Furthermore, pollution from pesticides and other chemicals has also had detrimental effects on their population. These toxic substances not only directly harm the shrews but also affect their prey base by contaminating food sources. Competition with invasive species for resources is another factor contributing to the decline of pygmy shrew populations.
To address these conservation challenges and protect pygmy shrew populations from further decline, various efforts have been undertaken. Conservation organizations are working towards preserving suitable habitats through land acquisition and restoration projects. This involves creating protected areas where human activities are regulated or prohibited to ensure the survival of these small mammals.
Additionally, public awareness campaigns aim to educate communities about the importance of conserving biodiversity and taking steps to reduce pollution levels that negatively impact pygmy shrew populations. Finally, research studies continue to provide valuable insights into the biology and ecology of these creatures, helping inform conservation strategies aimed at mitigating population decline threats faced by pygmy shrews.
Fascinating Facts about the Pygmy Shrew
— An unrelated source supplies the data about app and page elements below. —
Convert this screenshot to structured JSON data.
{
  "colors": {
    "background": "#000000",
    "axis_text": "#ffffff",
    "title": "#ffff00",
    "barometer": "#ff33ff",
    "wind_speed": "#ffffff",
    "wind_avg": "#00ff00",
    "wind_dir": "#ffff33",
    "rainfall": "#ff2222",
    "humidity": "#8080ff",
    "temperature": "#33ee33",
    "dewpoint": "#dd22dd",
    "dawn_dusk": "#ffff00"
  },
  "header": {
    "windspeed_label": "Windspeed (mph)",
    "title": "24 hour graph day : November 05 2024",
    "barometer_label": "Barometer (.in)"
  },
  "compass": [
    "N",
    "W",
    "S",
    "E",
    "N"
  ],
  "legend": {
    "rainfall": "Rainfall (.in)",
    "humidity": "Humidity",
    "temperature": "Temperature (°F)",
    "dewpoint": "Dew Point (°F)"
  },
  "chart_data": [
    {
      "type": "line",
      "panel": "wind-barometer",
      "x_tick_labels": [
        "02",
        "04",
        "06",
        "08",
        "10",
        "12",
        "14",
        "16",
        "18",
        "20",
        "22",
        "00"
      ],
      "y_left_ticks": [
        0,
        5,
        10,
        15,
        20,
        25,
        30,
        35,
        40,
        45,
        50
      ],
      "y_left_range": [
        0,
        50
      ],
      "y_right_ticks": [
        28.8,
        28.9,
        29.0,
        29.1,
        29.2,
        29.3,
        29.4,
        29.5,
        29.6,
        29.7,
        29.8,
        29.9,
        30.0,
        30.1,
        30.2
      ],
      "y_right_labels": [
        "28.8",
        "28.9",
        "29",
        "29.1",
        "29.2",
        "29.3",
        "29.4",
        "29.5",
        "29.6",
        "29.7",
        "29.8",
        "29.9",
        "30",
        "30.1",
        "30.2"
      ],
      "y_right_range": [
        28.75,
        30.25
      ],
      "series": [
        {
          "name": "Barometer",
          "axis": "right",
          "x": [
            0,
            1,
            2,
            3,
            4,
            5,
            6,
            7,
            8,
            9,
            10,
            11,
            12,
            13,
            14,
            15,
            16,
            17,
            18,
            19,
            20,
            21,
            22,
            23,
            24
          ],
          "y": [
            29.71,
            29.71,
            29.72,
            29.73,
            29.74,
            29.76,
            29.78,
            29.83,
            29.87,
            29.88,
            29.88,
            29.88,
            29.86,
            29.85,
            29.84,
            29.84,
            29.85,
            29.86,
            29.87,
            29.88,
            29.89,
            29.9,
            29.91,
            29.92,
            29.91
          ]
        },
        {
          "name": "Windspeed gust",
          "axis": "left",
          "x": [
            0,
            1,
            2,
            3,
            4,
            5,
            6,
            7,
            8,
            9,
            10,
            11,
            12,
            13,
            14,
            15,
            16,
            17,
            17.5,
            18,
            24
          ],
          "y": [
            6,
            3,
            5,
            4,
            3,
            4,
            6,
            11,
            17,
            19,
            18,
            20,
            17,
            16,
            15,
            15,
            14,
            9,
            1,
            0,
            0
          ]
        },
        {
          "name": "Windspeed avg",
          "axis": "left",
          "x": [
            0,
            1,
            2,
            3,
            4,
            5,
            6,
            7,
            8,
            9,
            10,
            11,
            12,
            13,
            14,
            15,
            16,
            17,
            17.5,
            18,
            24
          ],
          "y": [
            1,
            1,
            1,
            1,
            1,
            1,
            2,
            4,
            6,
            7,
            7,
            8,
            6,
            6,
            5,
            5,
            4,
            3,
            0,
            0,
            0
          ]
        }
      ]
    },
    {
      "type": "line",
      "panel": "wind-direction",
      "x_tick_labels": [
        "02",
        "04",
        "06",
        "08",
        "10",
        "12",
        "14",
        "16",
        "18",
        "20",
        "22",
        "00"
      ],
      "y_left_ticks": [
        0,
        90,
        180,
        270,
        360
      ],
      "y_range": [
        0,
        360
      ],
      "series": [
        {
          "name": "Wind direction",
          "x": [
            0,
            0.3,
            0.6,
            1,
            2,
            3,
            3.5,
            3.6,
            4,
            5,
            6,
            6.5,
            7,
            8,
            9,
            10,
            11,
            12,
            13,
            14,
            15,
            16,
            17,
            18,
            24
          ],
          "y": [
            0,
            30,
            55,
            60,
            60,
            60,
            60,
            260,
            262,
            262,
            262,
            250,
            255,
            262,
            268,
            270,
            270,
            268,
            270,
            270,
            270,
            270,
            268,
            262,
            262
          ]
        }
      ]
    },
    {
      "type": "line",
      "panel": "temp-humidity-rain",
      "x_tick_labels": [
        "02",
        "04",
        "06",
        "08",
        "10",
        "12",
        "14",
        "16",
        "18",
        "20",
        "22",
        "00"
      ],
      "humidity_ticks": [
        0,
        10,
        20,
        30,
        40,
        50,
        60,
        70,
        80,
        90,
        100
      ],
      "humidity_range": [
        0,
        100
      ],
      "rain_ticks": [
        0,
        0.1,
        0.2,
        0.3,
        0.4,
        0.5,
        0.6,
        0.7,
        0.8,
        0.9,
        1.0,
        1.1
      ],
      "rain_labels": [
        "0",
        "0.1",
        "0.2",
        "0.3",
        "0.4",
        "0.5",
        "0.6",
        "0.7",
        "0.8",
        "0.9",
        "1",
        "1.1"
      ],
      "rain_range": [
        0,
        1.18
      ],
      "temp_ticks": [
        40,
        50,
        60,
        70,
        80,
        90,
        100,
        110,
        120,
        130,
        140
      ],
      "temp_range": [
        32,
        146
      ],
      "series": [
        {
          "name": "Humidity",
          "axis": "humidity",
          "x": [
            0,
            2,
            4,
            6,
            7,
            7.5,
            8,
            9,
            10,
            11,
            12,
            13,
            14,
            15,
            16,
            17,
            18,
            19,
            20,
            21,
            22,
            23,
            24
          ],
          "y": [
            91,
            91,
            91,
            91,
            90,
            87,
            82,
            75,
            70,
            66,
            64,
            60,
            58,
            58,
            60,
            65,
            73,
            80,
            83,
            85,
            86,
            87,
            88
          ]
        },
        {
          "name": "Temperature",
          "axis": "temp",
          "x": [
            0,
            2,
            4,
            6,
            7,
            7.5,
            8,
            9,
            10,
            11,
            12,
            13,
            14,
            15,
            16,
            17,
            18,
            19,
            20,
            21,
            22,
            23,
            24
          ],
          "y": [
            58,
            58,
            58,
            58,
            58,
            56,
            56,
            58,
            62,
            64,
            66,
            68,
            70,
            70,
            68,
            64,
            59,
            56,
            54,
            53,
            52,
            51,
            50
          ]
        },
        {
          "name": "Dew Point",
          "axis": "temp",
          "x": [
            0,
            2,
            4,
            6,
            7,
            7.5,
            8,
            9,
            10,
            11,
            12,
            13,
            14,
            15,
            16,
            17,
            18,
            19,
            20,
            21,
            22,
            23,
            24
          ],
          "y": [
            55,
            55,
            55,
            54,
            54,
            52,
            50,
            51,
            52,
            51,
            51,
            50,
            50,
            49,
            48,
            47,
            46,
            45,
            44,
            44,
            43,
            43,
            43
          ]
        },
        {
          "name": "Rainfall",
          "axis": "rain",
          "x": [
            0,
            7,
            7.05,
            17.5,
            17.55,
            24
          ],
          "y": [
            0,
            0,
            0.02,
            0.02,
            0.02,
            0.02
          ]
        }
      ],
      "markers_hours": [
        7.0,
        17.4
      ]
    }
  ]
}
Not only are pygmy shrews the smallest mammal in Europe, but they also have an incredibly high metabolic rate. This tiny creature, weighing only a few grams, has to consume its body weight in food every day just to survive.
With such a rapid metabolism, it is no wonder that pygmy shrews are constantly on the move and searching for food.
Pygmy shrews exhibit interesting behaviors that contribute to their survival in their harsh environments. They are known for their impressive ability to tunnel through leaf litter and soil as they search for insects and other small prey. This behavior allows them to access hidden food sources that may not be available to larger mammals.
Additionally, pygmy shrews engage in a behavior called ‘nesting,’ where they construct complex nests made of grasses and leaves in order to provide shelter from predators and harsh weather conditions.
The pygmy shrew’s status as the smallest mammal in Europe is accompanied by its fascinating behaviors and adaptations. Its high metabolic rate drives it to constantly search for food, while its ability to tunnel and construct nests showcases its resourcefulness in surviving challenging environments.
By studying these interesting behaviors, researchers can gain valuable insights into the ecological roles of these tiny creatures and develop conservation strategies that ensure their continued existence.